Entries provided:
※

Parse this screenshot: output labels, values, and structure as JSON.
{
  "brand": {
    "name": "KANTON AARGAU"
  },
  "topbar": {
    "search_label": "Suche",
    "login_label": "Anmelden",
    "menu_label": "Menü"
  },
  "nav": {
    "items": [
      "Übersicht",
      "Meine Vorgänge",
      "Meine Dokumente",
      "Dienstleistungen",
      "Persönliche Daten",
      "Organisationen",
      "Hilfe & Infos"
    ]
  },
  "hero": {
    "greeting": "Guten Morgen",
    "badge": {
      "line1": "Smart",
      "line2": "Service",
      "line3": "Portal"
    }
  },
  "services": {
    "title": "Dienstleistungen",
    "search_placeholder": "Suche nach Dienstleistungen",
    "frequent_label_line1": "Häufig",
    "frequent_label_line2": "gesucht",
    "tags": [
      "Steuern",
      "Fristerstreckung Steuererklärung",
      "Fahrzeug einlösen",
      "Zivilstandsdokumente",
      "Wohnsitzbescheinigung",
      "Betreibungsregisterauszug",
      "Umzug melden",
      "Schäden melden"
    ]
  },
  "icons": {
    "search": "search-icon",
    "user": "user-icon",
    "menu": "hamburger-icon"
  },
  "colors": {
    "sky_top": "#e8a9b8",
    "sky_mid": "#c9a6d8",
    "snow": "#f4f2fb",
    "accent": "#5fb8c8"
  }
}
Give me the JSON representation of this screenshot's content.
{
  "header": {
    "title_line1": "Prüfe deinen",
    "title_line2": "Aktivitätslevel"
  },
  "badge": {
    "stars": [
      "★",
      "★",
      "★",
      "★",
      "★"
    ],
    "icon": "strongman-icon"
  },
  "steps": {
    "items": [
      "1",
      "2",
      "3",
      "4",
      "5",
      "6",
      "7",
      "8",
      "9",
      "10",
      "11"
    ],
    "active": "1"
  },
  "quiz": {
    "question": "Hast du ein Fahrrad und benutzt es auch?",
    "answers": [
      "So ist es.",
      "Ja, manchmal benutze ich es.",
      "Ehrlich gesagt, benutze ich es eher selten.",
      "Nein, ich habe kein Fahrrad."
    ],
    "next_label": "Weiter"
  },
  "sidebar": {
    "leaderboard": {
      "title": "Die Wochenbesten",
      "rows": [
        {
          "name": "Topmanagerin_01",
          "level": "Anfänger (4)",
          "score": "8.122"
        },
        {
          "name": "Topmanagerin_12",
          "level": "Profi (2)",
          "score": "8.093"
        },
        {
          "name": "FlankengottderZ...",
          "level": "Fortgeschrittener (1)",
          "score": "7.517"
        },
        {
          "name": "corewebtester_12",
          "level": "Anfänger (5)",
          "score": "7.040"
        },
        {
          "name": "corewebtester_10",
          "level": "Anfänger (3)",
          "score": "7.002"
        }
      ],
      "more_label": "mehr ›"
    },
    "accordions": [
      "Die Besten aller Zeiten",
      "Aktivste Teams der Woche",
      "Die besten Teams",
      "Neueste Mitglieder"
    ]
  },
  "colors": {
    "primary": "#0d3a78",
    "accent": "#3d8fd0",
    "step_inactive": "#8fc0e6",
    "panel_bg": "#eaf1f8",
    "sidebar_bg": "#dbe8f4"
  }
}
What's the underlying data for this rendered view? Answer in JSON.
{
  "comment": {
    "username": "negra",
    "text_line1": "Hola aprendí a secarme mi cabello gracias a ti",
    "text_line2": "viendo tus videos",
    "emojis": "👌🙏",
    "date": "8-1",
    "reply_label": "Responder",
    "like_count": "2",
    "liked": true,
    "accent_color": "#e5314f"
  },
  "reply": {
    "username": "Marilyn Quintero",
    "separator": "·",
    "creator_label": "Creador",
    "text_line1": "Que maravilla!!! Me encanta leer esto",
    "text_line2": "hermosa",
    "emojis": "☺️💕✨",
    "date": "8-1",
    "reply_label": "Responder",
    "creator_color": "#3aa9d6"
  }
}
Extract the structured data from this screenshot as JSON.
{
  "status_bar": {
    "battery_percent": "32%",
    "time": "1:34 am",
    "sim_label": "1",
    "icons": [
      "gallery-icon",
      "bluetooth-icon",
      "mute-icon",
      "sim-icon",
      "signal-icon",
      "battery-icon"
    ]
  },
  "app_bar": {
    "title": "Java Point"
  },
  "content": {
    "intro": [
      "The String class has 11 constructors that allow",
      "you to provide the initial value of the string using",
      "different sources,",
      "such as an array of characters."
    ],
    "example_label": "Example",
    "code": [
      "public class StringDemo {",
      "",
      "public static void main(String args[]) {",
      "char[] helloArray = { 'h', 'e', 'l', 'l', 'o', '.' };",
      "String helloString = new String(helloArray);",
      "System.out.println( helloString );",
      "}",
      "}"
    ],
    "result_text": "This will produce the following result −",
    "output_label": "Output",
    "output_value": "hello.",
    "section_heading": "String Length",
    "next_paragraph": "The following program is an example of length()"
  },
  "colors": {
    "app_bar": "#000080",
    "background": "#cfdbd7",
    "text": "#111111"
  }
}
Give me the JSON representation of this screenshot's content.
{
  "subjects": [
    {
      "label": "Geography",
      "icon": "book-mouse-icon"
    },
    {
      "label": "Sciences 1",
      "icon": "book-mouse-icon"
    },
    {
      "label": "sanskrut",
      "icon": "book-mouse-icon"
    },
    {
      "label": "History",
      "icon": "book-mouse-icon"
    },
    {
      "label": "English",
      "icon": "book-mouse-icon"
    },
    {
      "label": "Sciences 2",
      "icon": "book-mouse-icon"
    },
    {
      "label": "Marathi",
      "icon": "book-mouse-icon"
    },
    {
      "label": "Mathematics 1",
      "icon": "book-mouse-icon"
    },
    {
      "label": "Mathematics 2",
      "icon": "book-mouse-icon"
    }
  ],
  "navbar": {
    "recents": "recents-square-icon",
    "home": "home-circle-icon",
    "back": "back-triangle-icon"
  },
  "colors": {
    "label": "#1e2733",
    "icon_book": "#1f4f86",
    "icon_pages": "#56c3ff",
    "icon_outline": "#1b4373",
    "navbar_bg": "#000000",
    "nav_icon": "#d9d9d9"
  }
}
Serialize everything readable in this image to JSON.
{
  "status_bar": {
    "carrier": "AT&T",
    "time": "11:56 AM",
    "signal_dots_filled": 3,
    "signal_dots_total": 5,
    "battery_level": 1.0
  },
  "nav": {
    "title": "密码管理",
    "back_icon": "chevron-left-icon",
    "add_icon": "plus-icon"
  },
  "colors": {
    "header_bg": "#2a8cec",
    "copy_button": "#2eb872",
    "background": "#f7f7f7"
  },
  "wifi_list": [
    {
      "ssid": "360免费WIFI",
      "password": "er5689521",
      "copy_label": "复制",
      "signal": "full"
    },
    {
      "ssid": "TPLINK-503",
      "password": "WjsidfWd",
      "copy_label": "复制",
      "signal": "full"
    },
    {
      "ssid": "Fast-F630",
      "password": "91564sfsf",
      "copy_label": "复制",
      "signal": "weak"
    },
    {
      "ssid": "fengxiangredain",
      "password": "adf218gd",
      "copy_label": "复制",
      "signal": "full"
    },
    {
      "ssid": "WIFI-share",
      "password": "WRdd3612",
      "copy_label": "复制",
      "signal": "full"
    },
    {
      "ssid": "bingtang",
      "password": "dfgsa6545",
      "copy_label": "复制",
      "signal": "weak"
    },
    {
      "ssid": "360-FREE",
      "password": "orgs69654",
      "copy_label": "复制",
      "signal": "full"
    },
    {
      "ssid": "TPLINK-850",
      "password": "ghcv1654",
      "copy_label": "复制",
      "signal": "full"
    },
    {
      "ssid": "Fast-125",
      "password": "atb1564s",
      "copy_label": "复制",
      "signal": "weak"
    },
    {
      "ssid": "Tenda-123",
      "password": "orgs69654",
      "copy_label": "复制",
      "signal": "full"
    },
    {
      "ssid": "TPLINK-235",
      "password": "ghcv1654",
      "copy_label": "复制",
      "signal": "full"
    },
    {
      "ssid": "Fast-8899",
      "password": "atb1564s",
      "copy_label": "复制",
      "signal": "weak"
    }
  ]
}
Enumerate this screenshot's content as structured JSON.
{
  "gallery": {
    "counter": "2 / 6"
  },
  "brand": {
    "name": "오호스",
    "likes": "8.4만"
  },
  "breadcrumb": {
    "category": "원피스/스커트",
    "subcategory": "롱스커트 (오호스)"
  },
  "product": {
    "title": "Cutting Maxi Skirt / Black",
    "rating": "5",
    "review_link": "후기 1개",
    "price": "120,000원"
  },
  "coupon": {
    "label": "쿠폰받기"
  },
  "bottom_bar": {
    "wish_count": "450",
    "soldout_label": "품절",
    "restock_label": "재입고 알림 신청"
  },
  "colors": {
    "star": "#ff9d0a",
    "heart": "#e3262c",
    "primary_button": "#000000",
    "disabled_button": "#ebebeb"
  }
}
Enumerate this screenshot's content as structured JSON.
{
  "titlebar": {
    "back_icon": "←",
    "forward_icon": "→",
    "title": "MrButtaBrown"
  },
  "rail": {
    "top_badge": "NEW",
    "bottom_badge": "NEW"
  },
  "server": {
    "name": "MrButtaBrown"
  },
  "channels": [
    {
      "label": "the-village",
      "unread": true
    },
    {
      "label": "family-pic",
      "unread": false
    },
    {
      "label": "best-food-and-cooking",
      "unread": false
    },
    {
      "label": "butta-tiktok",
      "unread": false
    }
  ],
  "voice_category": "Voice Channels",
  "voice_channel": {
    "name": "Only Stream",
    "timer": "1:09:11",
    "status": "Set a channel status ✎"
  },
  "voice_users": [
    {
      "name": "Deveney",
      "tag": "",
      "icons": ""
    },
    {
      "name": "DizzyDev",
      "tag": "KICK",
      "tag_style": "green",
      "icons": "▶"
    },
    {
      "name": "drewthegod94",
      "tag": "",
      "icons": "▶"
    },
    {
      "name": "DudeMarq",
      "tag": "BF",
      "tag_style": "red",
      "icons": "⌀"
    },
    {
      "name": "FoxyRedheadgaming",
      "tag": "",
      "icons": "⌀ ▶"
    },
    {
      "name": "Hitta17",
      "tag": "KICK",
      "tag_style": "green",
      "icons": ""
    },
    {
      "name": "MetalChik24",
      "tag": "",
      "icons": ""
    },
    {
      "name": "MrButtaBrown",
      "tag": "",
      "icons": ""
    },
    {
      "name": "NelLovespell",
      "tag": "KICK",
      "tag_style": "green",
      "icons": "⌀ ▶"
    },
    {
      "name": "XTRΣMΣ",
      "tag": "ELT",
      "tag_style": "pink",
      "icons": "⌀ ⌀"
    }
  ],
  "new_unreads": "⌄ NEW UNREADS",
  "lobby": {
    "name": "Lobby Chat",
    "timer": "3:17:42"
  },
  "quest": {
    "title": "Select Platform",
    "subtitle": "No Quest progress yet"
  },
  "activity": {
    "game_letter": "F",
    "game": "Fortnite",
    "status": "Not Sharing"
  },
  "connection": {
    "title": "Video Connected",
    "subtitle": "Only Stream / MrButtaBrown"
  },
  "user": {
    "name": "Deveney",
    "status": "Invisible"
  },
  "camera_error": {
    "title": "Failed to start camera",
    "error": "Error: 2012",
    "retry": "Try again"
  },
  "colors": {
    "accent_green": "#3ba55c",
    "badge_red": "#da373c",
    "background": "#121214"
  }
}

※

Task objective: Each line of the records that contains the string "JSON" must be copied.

Task result:
Parse this screenshot: output labels, values, and structure as JSON.
Give me the JSON representation of this screenshot's content.
What's the underlying data for this rendered view? Answer in JSON.
Extract the structured data from this screenshot as JSON.
Give me the JSON representation of this screenshot's content.
Serialize everything readable in this image to JSON.
Enumerate this screenshot's content as structured JSON.
Enumerate this screenshot's content as structured JSON.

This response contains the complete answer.